Exercise description: Identify all lines in the data containing the string "have". Copy them out.

**** Data to use

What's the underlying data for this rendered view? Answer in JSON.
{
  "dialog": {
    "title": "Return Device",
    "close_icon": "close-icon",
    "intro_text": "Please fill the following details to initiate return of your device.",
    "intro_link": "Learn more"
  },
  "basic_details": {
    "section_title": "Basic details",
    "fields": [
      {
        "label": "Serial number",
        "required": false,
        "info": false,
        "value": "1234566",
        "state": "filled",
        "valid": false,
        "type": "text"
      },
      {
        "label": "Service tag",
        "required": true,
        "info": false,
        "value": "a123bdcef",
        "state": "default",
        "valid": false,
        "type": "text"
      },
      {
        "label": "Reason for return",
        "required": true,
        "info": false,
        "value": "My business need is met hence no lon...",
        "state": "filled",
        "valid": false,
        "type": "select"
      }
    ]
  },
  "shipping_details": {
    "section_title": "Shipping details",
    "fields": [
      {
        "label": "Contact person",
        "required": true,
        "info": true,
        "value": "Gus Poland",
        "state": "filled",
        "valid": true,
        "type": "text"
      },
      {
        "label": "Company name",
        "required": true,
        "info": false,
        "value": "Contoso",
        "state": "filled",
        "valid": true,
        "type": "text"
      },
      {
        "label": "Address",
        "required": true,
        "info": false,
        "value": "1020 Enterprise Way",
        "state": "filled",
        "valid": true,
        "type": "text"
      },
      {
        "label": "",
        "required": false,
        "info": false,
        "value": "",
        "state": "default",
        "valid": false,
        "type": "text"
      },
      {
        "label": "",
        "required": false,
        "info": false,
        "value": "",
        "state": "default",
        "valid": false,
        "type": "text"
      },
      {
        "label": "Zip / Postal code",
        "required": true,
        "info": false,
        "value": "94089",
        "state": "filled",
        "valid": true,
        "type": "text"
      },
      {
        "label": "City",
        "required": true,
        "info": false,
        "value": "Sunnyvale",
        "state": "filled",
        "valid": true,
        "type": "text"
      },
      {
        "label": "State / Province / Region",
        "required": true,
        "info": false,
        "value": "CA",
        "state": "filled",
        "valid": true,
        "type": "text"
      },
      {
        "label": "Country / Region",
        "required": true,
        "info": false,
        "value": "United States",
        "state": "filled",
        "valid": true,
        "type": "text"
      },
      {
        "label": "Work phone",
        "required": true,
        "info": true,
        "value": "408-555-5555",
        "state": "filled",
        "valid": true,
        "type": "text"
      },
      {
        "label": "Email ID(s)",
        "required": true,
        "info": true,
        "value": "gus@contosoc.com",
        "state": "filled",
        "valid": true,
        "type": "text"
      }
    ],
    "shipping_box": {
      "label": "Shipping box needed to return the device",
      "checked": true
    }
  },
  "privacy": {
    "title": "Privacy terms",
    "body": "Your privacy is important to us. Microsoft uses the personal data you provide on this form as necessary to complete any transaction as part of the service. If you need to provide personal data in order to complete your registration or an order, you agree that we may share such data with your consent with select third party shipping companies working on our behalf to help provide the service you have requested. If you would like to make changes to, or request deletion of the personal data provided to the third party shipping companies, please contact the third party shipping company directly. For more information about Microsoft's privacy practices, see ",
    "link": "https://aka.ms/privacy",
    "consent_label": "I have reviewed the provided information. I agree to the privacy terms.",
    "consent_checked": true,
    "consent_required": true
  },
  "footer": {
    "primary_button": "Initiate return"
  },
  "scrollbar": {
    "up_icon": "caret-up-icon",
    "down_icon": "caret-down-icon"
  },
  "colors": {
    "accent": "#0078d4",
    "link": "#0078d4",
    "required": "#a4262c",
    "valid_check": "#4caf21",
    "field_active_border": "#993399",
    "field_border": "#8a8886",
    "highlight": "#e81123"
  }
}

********

Finished exercise:
    "body": "Your privacy is important to us. Microsoft uses the personal data you provide on this form as necessary to complete any transaction as part of the service. If you need to provide personal data in order to complete your registration or an order, you agree that we may share such data with your consent with select third party shipping companies working on our behalf to help provide the service you have requested. If you would like to make changes to, or request deletion of the personal data provided to the third party shipping companies, please contact the third party shipping company directly. For more information about Microsoft's privacy practices, see ",
    "consent_label": "I have reviewed the provided information. I agree to the privacy terms.",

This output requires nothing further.